Again, the key here is that there are just a ton of these movements. While only a few have millions of followers, there are quite a number that have at least tens of thousands even into the hundreds of thousands. These are the movements that are capturing the hearts of young men today. That’s why it is so critical for the church to get into the game.
Back in 2018 in Masc #25 I first noted that all was not well with Jordan Peterson, saying that his all meat diet may be “an indicator that he’s starting to lose the plot.” I made other subsequent observations that he was heading the wrong way. I don’t think anything I wrote in the Masculinist generated more pushback that my raising those questions about Peterson. Now I see that in late September he checked himself into rehab for a drug problem. I’m sure the man’s under incredible pressure, and I hope he’s able to step back from the public eye a bit and start heading in a better direction.
Slate Star Codex: New Atheism – The Godlessness that Failed
NYT: Can FaZe Clan Build a Billion-Dollar Business? – Question: Had you ever heard of these guys before reading that article? There’s a lot going on in the world that is completely off the radar of people of a certain age – and that age isn’t even very old.
The Times (London): I walked out on my husband and kids for true love — and I’m not going to live with aching regret – A mother writes about the most agonizing decision of her life, and why all the trauma was worth it
NYT: The End of Babies
Matt Yglesias (a left wing writer) notes that political conservatism has been bad for the church
Blue Law rollback probably a bigger deal than people realize, and something social conservatives should talk more about reversing. Among other things, Blue Law rollback leading to measurably lower church attendance provides the connection between @annalouiesuss’s thesis about capitalism & reproduction and @DouthatNYT’s point that a lot of this is driven by falling marriage rates.

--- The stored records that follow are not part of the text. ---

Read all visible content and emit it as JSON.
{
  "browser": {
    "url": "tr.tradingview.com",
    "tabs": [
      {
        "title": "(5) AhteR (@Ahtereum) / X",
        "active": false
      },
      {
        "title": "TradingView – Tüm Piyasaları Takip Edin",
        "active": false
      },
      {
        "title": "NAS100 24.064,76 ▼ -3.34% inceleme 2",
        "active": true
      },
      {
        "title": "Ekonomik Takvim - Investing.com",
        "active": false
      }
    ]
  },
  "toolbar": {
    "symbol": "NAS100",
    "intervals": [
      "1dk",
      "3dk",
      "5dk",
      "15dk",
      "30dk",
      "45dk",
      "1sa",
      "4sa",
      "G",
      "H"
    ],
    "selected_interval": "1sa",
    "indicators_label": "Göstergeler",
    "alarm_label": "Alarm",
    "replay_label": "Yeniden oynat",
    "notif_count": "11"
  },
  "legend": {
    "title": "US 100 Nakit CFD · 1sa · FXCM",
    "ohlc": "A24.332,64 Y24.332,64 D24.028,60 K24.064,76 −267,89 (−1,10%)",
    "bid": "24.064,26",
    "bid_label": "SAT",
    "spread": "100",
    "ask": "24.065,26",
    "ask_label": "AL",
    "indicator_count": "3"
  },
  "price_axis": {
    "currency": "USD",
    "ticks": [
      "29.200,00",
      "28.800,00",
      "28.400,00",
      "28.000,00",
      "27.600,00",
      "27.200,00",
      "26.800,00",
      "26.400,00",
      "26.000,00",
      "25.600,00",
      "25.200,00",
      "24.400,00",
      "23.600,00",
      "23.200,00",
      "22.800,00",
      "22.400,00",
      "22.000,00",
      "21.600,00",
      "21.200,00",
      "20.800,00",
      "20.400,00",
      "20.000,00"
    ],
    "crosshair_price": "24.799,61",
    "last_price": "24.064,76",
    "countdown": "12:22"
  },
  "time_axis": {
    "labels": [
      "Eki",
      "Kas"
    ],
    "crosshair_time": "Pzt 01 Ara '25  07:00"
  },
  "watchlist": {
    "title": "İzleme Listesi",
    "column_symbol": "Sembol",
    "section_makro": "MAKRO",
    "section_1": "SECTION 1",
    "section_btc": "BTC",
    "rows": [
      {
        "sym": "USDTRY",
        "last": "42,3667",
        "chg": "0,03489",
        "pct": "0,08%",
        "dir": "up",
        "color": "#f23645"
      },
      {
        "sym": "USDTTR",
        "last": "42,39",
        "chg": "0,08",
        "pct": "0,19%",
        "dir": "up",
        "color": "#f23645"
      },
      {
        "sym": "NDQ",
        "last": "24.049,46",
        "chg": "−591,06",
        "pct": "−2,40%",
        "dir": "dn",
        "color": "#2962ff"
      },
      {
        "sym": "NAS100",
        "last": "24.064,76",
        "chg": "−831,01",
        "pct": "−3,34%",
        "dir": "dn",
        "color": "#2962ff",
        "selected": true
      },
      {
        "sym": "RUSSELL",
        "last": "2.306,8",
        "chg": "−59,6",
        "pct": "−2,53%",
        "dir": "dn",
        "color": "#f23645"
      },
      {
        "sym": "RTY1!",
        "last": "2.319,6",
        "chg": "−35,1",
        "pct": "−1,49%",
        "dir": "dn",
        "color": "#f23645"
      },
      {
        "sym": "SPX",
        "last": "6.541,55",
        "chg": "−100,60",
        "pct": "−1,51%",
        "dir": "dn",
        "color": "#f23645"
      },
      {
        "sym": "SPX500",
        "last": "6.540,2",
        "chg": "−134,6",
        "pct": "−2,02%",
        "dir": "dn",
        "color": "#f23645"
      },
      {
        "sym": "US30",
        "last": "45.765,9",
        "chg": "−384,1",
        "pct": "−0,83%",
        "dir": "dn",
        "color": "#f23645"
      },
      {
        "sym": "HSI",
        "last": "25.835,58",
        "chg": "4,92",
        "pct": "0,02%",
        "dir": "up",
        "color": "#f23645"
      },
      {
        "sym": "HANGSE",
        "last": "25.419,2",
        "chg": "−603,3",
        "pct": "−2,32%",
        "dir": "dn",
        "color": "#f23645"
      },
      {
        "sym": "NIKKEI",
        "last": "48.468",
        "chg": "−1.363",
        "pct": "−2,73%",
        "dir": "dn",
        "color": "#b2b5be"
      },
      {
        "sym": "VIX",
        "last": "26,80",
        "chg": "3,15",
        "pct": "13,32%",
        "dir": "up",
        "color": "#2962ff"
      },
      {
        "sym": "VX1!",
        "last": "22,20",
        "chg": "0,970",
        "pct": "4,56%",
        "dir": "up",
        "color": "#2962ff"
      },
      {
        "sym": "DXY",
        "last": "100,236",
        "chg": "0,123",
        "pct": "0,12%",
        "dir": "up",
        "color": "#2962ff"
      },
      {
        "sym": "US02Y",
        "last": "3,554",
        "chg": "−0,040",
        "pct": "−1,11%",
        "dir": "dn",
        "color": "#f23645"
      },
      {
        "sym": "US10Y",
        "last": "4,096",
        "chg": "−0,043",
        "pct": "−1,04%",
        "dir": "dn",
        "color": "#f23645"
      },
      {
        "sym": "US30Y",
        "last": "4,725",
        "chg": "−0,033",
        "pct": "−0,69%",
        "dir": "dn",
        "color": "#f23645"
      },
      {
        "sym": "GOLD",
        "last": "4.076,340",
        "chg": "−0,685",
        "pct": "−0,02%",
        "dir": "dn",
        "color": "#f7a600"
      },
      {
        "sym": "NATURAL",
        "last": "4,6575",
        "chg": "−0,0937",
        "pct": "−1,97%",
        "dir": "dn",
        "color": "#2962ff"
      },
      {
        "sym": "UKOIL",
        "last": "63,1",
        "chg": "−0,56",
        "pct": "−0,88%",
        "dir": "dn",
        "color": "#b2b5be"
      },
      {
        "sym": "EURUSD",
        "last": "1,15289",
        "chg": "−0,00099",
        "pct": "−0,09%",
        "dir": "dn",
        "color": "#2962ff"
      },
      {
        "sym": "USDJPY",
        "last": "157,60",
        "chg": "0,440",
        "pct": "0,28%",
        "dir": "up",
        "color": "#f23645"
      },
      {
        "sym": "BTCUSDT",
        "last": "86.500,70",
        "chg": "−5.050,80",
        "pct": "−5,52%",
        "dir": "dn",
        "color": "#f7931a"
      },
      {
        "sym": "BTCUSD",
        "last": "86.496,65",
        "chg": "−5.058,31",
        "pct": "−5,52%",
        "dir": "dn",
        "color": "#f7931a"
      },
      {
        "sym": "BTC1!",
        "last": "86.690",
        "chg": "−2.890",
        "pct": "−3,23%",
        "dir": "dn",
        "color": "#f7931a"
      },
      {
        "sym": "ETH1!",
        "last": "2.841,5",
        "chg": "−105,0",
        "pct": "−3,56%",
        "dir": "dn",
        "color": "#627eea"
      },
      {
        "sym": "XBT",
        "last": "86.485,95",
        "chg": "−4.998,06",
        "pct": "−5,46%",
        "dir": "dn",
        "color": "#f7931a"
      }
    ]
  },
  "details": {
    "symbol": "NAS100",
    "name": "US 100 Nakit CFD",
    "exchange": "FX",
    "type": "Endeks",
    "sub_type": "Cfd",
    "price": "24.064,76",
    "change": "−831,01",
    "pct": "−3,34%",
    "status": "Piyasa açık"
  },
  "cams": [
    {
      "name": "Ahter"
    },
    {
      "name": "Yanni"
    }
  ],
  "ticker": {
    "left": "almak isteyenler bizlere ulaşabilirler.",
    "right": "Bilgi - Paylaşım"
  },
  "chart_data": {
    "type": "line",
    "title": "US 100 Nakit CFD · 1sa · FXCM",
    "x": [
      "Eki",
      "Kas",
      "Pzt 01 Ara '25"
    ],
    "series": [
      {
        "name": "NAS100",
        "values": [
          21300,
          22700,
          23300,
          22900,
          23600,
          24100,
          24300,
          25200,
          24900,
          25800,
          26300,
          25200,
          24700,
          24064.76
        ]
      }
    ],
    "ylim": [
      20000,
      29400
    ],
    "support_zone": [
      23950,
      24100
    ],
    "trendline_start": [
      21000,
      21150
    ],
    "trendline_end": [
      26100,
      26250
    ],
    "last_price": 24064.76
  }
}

The Republican Party, as an institution, is very effective at resolving all tensions between social conservative imperatives and free market imperatives in favor of capital — to the point where these topics barely exist in the public eye.
Allegra Hobbs: Enneagram: The Self-Help Movement That Is Upending American Christianity – The Enneagram has recently found a passionate following in the Evangelical world, drawing young believers steeped in astrology, self-care, and wellness
I could have suggested that she give up her studies and become a housewife, my wife in fact, and in retrospect, when I think about it (and I think about it almost all the time), I think she would have said yes – particularly after the industrial chicken-rearing facility. But I didn’t, and I probably couldn’t have done; I hadn’t been formatted for such a proposition, it wasn’t part of my software; I was a modern man, and for me, like for all of my contemporaries, a woman’s professional career was something that had to be respected above all else – it was the absolute criterion, it meant overtaking barbarism and leaving the Middle Ages. At the same time, I wasn’t entirely a modern man because I had, even just for a few seconds, been able to imagine the imperative of her leaving it; but once again I didn’t do anything, didn’t say anything, and let events run their course, while I essentially placed no trust in this return to Paris: like all cities, Paris was made to generate loneliness, and we hadn’t had enough time together, in that house, a man and a woman alone and facing one another; for a few months we had been the rest of each other’s world, but would we be able to sustain such a thing? I don’t know; I’m old now and can’t really remember, but I think I was already afraid, and I’d understood, even then, that society was a machine for destroying love.
– Michel Houellebecq, Serotonin